If you’re overthinking about interview questions or struggling to pass job interviews with Amazon or a top tech company in general, then this article is for you.
Amazon Leadership: Ownership
This Leadership Principal number two talks about ownership, which will in-depth cover the importance of preparing storytelling, and answering behavioral questions.
The reason I consider ownership as the second most important Leadership Principle is that employers want to know if you have the right aptitude to impact the organization and not just a team.
If you’re being interviewed for a leadership position, here are the two questions you’re most likely to be asked the following:
1. Are you able to make business decisions for the long term gain by scaling the company across the team?
This applies to all the leaders and people managers out there. As you answer this question, think about a few key factors using the STAR method. People who follow me on YouTube will know that I’m a big fan of the STAR method.
STAR method stands for Situation. Tasks. Action. Results.
It’s a framework that allows you to tell your story more confidently. By curating the situation of your story, identifying what needs to be done as your task to accomplish, how to create an action plan around that task. And finally, what was your result?
These are things that you need to build your story around.
2. Tell me a time when you’ve made a decision that didn’t pan out how you wanted it to.
This is one of the common questions you will most likely be asked by almost all organizations, especially in the big tech companies like Facebook and Google. As a manager and an individual contributor what was the situation and how did you resolve it?
Whether you are in a leadership role, or as an individual contributor, organizations like to hear an area where you made mistakes. They want to see you taking responsibility and ownership. They want to see if you can own up to your mistakes, and how would you go about and beyond their expectations, or even your expectations to solve the problem.
Nobody is perfect, it’s okay to admit that you could have done things differently for a better outcome. You must have at least one go-to example of such a case. You want to walk into a job interview prepared or you won’t be getting the job that you’ve been waiting for.
How does Amazon define ownership?
Furthermore, Amazon defines ownership as acting on behalf of the entire company, not just their team, which basically means you are never allowed to say this is not my job.
Therefore, lack of ownership is a major factor in my opinion why professionals are not getting the job that they deserve.
Common mistakes to avoid
As an ex-recruiter, I’ve interviewed several thousands of candidates from engineers, program managers to HR professionals, here are some of the common things to avoid.
It’s awesome that you have great success in the company or the role that you’re in, but you don’t want to come across as arrogant.
As an interviewer, I often see a lot of candidates make these mistakes where it’s always about them. They missed a little step on who did you pull in to be part of the team to accomplish project ABC? What was your part in the decision?
At the end of the day, it’s more about teamwork and how well you get along with people.
Talk about your relationship with UX or UI designers, program managers,s or technical program managers so you don’t leave an impression that you did everything on your own. Talk about what happened and who helped you to get there.
Confidence is a great thing to have. It’s even better to have clarity on what you own.
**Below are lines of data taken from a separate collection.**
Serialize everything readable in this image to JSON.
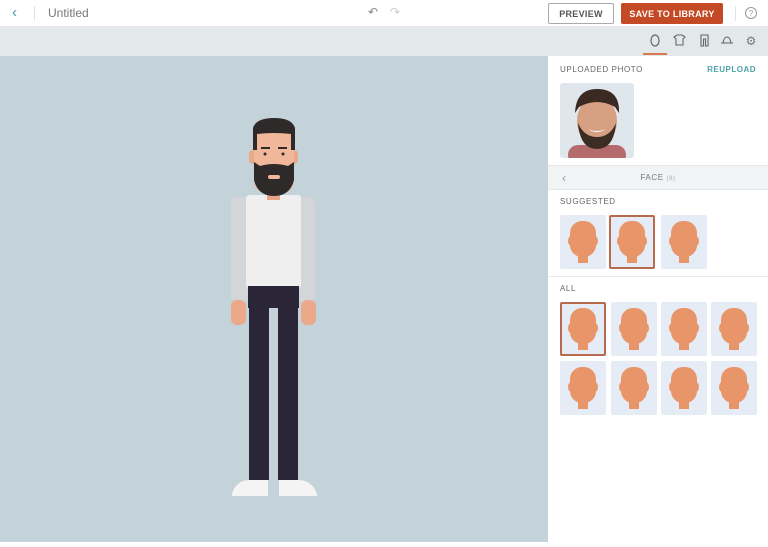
{
  "header": {
    "title": "Untitled",
    "preview_label": "PREVIEW",
    "save_label": "SAVE TO LIBRARY",
    "help_icon": "?"
  },
  "toolbar": {
    "tabs": [
      "face",
      "shirt",
      "pants",
      "hat",
      "settings"
    ],
    "active": "face"
  },
  "panel": {
    "uploaded_photo_label": "UPLOADED PHOTO",
    "reupload_label": "REUPLOAD",
    "section_title": "FACE",
    "section_count": "(8)",
    "suggested_label": "SUGGESTED",
    "all_label": "ALL",
    "suggested_selected": 1,
    "all_selected": 0
  },
  "colors": {
    "accent": "#c44a26",
    "skin": "#e8956a",
    "canvas": "#c3d3d9"
  }
}
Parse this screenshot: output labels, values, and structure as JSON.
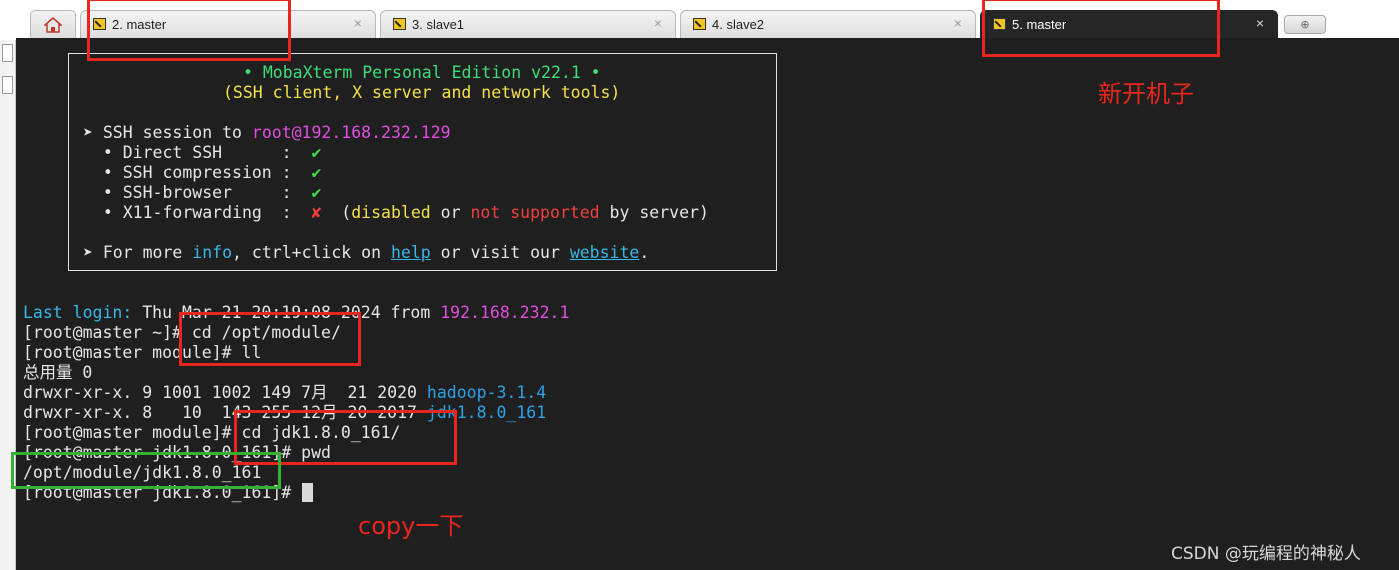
{
  "tabs": [
    {
      "label": "2. master",
      "close": "×"
    },
    {
      "label": "3. slave1",
      "close": "×"
    },
    {
      "label": "4. slave2",
      "close": "×"
    },
    {
      "label": "5. master",
      "close": "×",
      "active": true
    }
  ],
  "home_icon": "home-icon",
  "new_tab_icon": "plus-icon",
  "banner": {
    "title": "• MobaXterm Personal Edition v22.1 •",
    "subtitle": "(SSH client, X server and network tools)",
    "ssh_prefix": "➤ SSH session to ",
    "ssh_target": "root@192.168.232.129",
    "direct_ssh": "  • Direct SSH      :  ",
    "compression": "  • SSH compression :  ",
    "browser": "  • SSH-browser     :  ",
    "x11": "  • X11-forwarding  :  ",
    "check": "✔",
    "cross": "✘",
    "x11_open": "  (",
    "disabled": "disabled",
    "or": " or ",
    "not_supported": "not supported",
    "by_server": " by server)",
    "more_prefix": "➤ For more ",
    "info": "info",
    "ctrl": ", ctrl+click on ",
    "help": "help",
    "visit": " or visit our ",
    "website": "website",
    "period": "."
  },
  "terminal": {
    "last_login_label": "Last login:",
    "last_login_text": " Thu Mar 21 20:19:08 2024 from ",
    "last_login_ip": "192.168.232.1",
    "cmd1": "[root@master ~]# cd /opt/module/",
    "cmd2": "[root@master module]# ll",
    "total": "总用量 0",
    "row1_meta": "drwxr-xr-x. 9 1001 1002 149 7月  21 2020 ",
    "row1_name": "hadoop-3.1.4",
    "row2_meta": "drwxr-xr-x. 8   10  143 255 12月 20 2017 ",
    "row2_name": "jdk1.8.0_161",
    "cmd3": "[root@master module]# cd jdk1.8.0_161/",
    "cmd4": "[root@master jdk1.8.0_161]# pwd",
    "pwd_out": "/opt/module/jdk1.8.0_161",
    "prompt": "[root@master jdk1.8.0_161]# "
  },
  "annotations": {
    "new_machine": "新开机子",
    "copy_note": "copy一下"
  },
  "watermark": "CSDN @玩编程的神秘人",
  "colors": {
    "terminal_bg": "#1f1f1f",
    "annotation_red": "#e8261e",
    "annotation_green": "#34b233"
  }
}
Some other questions I commonly hear are:
Tell me about a time when you took on something significant outside of your area of responsibility. Why was it important? And what was the outcome?
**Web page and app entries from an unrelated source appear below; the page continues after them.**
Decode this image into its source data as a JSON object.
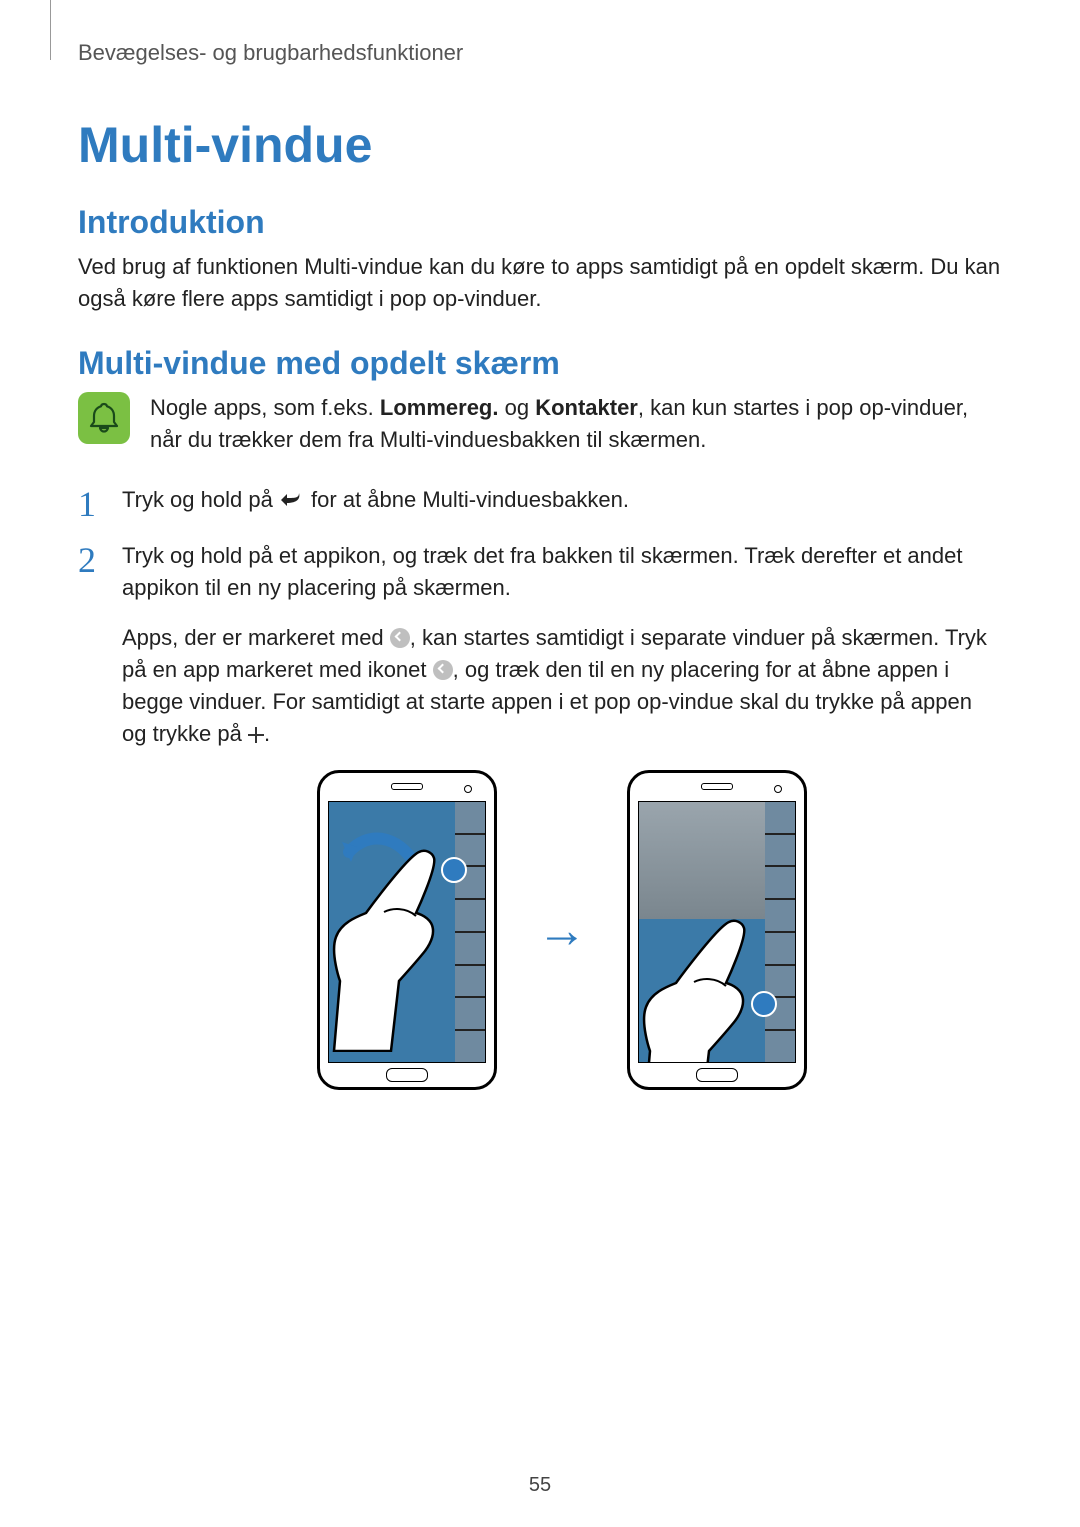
{
  "running_head": "Bevægelses- og brugbarhedsfunktioner",
  "title": "Multi-vindue",
  "section_intro": "Introduktion",
  "intro_body": "Ved brug af funktionen Multi-vindue kan du køre to apps samtidigt på en opdelt skærm. Du kan også køre flere apps samtidigt i pop op-vinduer.",
  "section_split": "Multi-vindue med opdelt skærm",
  "note": {
    "pre": "Nogle apps, som f.eks. ",
    "b1": "Lommereg.",
    "mid": " og ",
    "b2": "Kontakter",
    "post": ", kan kun startes i pop op-vinduer, når du trækker dem fra Multi-vinduesbakken til skærmen."
  },
  "step1": {
    "pre": "Tryk og hold på ",
    "post": " for at åbne Multi-vinduesbakken."
  },
  "step2": {
    "line1": "Tryk og hold på et appikon, og træk det fra bakken til skærmen. Træk derefter et andet appikon til en ny placering på skærmen.",
    "para_a": "Apps, der er markeret med ",
    "para_b": ", kan startes samtidigt i separate vinduer på skærmen. Tryk på en app markeret med ikonet ",
    "para_c": ", og træk den til en ny placering for at åbne appen i begge vinduer. For samtidigt at starte appen i et pop op-vindue skal du trykke på appen og trykke på ",
    "para_d": "."
  },
  "page_number": "55"
}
Remind yourself of the STAR method again. As you answer behavioral questions, you need to go through the star method in creating the right content for your answer. Describe a project or idea, not necessarily your own, but one that you helped implement primarily because of your efforts. You’re not leading the project but what did you do to help others in order to reach the outcome? Were there challenges in that project? Excellent. Share your thoughts on that. What did you do to work together to bring the best outcome on the ROI?
When you saw a peer struggling, and you decided to step up to help without anyone asking you. What did you do to step in and help them by asking the right questions?
A lot of the time, what you don’t know, you don’t know. So that’s a big part of ownership and according to Amazon, it’s how they define ownership as acting on behalf of the entire company, beyond just your team.
About Holly Lee
I am committed to teaching you everything you need to know so that you can pass your future job interviews.
As the founder of Career Accelerator MasterClass, where I help my clients regain their confidence, find their values and purpose in getting the right job. Working in companies like Amazon, Google and many other startups, I have ample recruiting experience that has successfully helped me coach my clients.